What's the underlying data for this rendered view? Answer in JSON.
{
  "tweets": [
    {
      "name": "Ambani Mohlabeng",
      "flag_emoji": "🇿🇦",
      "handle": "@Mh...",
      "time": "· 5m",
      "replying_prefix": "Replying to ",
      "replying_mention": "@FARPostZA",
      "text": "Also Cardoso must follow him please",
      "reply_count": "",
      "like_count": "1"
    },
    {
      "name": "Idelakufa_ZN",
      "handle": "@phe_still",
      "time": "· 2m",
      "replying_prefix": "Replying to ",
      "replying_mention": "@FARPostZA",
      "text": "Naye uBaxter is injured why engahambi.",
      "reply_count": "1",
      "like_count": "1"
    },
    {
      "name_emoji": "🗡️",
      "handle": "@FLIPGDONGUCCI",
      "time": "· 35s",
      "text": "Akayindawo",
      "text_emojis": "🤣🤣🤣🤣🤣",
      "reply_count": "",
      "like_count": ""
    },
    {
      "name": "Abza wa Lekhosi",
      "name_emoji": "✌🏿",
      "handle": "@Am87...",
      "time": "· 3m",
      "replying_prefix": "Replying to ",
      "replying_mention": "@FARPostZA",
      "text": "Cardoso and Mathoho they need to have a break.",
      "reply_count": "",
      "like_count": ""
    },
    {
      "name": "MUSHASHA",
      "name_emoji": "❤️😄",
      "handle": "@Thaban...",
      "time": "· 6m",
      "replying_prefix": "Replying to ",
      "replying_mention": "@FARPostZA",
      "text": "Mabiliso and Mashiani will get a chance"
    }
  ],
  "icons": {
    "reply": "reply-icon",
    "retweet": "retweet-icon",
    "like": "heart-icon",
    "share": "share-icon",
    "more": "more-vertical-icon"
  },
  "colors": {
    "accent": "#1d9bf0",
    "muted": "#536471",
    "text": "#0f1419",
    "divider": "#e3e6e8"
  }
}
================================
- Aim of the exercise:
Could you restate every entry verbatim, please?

- Written reply:
What's the underlying data for this rendered view? Answer in JSON.
{
  "tweets": [
    {
      "name": "Ambani Mohlabeng",
      "flag_emoji": "🇿🇦",
      "handle": "@Mh...",
      "time": "· 5m",
      "replying_prefix": "Replying to ",
      "replying_mention": "@FARPostZA",
      "text": "Also Cardoso must follow him please",
      "reply_count": "",
      "like_count": "1"
    },
    {
      "name": "Idelakufa_ZN",
      "handle": "@phe_still",
      "time": "· 2m",
      "replying_prefix": "Replying to ",
      "replying_mention": "@FARPostZA",
      "text": "Naye uBaxter is injured why engahambi.",
      "reply_count": "1",
      "like_count": "1"
    },
    {
      "name_emoji": "🗡️",
      "handle": "@FLIPGDONGUCCI",
      "time": "· 35s",
      "text": "Akayindawo",
      "text_emojis": "🤣🤣🤣🤣🤣",
      "reply_count": "",
      "like_count": ""
    },
    {
      "name": "Abza wa Lekhosi",
      "name_emoji": "✌🏿",
      "handle": "@Am87...",
      "time": "· 3m",
      "replying_prefix": "Replying to ",
      "replying_mention": "@FARPostZA",
      "text": "Cardoso and Mathoho they need to have a break.",
      "reply_count": "",
      "like_count": ""
    },
    {
      "name": "MUSHASHA",
      "name_emoji": "❤️😄",
      "handle": "@Thaban...",
      "time": "· 6m",
      "replying_prefix": "Replying to ",
      "replying_mention": "@FARPostZA",
      "text": "Mabiliso and Mashiani will get a chance"
    }
  ],
  "icons": {
    "reply": "reply-icon",
    "retweet": "retweet-icon",
    "like": "heart-icon",
    "share": "share-icon",
    "more": "more-vertical-icon"
  },
  "colors": {
    "accent": "#1d9bf0",
    "muted": "#536471",
    "text": "#0f1419",
    "divider": "#e3e6e8"
  }
}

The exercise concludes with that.